### Brief
Copy each line below in which the string "icon" occurs.

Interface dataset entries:
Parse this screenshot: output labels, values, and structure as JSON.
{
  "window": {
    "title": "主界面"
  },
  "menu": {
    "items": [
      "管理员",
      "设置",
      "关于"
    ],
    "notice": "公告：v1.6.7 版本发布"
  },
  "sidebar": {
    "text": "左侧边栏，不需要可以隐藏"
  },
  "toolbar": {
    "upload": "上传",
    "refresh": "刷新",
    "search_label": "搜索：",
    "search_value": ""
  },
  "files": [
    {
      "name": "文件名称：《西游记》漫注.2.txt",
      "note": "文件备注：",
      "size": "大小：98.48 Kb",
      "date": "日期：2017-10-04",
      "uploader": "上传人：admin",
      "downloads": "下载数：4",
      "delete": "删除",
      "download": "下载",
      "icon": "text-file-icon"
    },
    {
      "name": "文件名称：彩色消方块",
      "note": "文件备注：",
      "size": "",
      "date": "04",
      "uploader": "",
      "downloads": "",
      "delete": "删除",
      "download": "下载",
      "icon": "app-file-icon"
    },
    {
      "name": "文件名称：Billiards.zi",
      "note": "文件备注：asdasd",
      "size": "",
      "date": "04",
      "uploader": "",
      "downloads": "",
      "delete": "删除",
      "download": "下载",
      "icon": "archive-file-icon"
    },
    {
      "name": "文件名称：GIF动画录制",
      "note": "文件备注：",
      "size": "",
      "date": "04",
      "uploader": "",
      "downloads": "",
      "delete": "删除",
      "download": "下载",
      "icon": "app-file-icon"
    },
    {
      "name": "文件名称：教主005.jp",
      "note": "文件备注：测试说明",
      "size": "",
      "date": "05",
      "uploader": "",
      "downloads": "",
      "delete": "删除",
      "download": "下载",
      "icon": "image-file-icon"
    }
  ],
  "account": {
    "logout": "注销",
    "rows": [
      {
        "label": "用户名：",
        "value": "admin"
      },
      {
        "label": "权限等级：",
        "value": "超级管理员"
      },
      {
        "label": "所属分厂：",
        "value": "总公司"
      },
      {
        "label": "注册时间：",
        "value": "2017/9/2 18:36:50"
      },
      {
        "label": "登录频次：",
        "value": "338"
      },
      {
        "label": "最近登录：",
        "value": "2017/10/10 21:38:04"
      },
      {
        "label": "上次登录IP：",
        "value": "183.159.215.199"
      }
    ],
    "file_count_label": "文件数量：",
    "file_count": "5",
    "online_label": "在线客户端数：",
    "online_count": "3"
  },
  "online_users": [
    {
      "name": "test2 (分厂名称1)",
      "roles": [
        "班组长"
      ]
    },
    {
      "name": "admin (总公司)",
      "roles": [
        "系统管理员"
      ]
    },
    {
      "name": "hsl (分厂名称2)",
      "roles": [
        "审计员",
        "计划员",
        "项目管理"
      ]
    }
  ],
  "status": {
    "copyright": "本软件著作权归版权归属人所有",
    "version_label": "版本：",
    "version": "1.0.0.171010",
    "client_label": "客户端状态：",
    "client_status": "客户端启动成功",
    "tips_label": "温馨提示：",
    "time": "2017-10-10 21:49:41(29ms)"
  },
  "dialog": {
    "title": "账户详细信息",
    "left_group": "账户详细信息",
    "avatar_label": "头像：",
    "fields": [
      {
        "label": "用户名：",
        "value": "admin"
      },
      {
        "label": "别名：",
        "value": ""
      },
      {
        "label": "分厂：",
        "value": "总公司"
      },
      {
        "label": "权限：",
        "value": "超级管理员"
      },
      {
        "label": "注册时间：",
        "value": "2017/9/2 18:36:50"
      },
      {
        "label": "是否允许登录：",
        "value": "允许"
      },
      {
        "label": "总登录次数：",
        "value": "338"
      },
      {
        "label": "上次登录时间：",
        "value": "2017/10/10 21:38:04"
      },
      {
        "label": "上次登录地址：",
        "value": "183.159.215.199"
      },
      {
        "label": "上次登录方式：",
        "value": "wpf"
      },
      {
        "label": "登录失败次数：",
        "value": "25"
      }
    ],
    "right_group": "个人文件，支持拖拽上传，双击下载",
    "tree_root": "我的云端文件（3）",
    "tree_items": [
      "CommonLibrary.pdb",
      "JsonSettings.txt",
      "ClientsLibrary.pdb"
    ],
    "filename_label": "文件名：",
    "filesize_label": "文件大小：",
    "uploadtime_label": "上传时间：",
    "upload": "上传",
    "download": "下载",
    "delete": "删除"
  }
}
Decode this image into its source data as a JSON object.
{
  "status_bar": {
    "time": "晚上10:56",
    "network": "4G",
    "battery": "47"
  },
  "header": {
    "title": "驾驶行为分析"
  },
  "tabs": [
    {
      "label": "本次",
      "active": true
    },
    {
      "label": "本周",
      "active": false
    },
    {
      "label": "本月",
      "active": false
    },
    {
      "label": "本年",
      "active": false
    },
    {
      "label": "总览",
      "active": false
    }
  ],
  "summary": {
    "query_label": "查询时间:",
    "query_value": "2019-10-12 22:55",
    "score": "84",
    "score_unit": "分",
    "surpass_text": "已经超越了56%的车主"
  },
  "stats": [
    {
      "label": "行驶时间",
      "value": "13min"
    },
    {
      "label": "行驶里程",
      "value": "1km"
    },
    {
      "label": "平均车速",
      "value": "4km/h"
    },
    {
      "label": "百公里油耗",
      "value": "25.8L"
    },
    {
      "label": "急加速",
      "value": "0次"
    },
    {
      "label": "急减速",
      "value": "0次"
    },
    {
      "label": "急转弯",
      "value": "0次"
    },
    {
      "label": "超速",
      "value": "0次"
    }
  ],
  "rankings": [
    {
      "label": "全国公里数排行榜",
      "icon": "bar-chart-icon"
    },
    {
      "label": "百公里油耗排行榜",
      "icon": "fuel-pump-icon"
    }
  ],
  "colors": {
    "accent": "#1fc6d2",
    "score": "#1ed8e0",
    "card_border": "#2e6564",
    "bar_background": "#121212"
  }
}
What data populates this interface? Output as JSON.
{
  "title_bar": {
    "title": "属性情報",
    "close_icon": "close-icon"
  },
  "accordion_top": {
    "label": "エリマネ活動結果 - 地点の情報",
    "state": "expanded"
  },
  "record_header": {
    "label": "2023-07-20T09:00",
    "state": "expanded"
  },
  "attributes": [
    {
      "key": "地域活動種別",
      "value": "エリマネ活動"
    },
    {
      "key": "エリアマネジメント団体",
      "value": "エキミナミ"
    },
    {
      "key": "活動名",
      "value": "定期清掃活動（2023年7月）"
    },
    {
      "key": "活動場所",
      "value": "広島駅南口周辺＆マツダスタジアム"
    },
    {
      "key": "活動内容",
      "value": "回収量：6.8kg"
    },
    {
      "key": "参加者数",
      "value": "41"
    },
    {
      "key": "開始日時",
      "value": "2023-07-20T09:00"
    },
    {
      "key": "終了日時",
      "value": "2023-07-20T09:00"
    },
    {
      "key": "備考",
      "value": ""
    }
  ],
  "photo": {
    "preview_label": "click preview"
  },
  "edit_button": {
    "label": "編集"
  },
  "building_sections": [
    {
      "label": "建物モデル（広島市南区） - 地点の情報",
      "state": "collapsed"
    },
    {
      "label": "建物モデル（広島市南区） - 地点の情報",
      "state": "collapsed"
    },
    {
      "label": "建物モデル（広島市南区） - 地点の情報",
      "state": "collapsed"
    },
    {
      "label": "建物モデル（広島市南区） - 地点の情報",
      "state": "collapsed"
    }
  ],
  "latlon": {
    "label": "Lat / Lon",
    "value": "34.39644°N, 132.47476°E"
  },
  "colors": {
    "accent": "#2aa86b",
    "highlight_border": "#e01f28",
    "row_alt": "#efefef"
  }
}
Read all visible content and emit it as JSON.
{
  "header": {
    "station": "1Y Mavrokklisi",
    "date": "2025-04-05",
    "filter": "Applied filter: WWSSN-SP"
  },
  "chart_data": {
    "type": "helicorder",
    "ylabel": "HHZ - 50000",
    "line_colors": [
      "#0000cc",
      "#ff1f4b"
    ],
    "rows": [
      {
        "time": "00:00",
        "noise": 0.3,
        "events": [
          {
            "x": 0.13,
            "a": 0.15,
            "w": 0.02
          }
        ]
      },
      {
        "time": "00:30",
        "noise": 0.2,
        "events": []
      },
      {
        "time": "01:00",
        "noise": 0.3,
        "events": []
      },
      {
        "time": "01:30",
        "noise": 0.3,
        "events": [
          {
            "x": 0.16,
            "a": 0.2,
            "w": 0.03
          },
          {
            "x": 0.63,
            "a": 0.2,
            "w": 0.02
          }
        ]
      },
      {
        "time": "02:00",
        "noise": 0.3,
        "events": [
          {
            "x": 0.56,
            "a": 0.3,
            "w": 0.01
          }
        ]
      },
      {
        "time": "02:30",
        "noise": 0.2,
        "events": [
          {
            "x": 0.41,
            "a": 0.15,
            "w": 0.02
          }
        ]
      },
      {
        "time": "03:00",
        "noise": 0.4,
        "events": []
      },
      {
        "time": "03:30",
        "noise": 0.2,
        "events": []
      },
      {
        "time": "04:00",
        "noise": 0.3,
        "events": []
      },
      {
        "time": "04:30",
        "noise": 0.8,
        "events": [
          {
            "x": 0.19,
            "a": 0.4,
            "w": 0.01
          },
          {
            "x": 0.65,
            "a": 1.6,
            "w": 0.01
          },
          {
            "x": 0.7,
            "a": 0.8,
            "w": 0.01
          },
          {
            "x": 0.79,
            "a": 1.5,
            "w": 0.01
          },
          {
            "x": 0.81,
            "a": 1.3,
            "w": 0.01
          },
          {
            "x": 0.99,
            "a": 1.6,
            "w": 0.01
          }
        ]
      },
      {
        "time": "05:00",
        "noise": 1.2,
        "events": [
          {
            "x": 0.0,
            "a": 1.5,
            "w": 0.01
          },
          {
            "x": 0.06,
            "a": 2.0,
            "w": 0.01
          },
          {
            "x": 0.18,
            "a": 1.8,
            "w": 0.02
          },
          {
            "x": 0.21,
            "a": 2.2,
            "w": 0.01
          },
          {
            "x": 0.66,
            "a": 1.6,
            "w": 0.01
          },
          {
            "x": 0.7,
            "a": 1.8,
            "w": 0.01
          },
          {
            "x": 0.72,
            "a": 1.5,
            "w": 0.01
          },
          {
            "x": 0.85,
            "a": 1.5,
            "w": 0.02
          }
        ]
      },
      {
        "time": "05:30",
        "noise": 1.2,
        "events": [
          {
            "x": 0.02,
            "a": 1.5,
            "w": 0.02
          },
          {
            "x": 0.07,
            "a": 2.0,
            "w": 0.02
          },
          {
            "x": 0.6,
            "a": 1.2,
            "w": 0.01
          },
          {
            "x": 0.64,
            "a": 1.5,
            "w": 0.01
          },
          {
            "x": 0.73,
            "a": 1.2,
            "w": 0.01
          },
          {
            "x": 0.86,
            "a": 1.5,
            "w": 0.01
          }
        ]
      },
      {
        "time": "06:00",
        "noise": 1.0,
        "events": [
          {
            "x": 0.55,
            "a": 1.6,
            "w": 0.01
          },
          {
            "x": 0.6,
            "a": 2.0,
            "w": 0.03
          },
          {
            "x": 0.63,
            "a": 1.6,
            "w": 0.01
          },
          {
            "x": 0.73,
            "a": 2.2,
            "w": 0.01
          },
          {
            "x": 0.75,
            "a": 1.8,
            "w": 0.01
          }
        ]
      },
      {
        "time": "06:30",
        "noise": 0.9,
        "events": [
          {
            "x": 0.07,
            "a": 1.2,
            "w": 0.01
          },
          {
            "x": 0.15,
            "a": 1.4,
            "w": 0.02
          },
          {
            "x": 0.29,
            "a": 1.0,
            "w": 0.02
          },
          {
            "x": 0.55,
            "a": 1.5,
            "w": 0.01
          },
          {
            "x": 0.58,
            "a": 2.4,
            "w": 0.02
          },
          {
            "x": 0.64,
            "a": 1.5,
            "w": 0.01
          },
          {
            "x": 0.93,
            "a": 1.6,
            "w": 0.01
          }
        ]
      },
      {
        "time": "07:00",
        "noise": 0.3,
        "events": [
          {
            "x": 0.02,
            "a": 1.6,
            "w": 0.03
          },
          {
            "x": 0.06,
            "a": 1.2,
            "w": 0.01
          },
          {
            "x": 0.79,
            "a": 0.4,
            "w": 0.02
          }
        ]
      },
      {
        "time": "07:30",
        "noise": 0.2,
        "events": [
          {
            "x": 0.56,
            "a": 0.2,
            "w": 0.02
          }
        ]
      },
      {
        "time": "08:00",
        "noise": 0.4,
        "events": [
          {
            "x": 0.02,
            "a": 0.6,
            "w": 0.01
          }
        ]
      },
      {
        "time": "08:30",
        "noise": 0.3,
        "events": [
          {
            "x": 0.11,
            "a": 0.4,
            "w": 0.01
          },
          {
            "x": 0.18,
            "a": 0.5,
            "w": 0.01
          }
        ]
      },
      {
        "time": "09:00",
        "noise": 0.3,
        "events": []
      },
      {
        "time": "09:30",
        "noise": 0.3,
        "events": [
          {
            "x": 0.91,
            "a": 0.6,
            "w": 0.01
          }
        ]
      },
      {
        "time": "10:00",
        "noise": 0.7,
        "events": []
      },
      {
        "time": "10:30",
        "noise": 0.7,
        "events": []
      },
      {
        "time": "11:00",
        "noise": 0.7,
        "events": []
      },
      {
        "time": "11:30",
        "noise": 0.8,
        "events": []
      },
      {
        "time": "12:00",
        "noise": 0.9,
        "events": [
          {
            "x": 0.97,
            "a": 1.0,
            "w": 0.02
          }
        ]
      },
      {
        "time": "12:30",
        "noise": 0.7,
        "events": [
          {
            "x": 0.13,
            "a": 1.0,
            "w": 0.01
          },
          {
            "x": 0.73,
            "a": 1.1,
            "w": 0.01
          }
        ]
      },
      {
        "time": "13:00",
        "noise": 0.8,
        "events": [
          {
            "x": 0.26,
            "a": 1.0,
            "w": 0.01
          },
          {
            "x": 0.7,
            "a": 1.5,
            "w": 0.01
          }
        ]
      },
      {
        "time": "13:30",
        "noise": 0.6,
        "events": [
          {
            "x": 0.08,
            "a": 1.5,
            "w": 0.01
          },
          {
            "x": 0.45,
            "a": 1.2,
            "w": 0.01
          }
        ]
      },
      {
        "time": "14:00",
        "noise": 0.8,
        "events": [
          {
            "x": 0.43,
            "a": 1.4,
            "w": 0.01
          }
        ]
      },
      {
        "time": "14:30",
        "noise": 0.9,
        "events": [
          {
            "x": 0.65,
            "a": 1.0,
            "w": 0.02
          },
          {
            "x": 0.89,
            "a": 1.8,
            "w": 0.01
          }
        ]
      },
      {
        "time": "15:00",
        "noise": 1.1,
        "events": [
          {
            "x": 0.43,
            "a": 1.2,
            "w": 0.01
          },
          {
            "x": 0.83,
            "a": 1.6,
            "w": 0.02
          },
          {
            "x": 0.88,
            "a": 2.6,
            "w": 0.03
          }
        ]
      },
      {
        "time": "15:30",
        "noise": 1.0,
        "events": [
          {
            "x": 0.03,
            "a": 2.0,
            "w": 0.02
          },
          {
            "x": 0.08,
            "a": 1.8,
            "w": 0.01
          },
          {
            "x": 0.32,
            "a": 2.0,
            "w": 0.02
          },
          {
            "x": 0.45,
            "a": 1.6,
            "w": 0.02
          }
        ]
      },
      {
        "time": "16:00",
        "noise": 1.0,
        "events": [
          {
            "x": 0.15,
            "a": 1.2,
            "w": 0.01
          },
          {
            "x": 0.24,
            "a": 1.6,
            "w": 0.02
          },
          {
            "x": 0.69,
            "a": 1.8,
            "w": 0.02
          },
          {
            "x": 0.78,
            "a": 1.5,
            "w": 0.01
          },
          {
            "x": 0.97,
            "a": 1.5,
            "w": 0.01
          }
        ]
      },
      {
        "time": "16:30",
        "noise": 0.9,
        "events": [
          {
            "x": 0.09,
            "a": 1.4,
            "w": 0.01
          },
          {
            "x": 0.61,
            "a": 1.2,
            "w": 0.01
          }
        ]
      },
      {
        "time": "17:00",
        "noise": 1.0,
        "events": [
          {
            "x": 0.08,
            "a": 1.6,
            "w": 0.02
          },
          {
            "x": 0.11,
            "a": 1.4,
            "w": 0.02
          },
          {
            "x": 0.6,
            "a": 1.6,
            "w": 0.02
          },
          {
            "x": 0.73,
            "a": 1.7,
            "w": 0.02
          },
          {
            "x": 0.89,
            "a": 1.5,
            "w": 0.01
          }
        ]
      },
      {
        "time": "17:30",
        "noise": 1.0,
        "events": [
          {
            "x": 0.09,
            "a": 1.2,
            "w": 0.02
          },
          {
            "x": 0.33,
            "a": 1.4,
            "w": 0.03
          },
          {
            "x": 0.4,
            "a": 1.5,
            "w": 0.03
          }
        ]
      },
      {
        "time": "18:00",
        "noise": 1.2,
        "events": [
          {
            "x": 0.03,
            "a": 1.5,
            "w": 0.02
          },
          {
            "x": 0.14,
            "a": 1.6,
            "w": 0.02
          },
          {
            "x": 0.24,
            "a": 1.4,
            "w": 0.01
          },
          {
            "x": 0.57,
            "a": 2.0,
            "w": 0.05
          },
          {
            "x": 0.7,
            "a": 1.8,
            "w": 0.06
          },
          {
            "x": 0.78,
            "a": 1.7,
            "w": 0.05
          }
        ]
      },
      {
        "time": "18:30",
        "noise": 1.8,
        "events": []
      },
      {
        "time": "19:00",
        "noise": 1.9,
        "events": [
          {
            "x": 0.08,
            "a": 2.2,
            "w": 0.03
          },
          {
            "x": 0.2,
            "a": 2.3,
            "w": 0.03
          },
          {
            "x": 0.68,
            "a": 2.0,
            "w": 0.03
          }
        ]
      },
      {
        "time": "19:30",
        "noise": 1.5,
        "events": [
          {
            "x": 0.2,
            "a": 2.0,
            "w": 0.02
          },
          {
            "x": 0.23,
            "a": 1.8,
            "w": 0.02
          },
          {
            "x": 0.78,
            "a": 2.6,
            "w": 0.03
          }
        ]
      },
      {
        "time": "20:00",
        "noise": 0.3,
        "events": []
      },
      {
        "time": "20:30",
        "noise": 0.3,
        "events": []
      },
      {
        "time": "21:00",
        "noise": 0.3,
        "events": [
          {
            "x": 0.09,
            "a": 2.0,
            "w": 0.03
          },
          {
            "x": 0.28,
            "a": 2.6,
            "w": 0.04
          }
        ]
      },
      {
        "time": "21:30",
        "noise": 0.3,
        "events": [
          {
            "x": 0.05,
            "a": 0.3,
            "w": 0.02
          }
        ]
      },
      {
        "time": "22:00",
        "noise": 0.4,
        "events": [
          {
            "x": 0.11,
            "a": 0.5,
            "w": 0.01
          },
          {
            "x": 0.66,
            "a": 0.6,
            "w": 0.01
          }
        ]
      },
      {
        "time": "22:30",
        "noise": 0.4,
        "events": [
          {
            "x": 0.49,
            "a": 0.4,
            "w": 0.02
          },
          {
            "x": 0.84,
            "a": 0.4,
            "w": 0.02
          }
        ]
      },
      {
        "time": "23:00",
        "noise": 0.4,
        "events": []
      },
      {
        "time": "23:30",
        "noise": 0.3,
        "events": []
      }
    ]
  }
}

### Result
      "icon": "text-file-icon"
      "icon": "app-file-icon"
      "icon": "archive-file-icon"
      "icon": "app-file-icon"
      "icon": "image-file-icon"
      "icon": "bar-chart-icon"
      "icon": "fuel-pump-icon"
    "close_icon": "close-icon"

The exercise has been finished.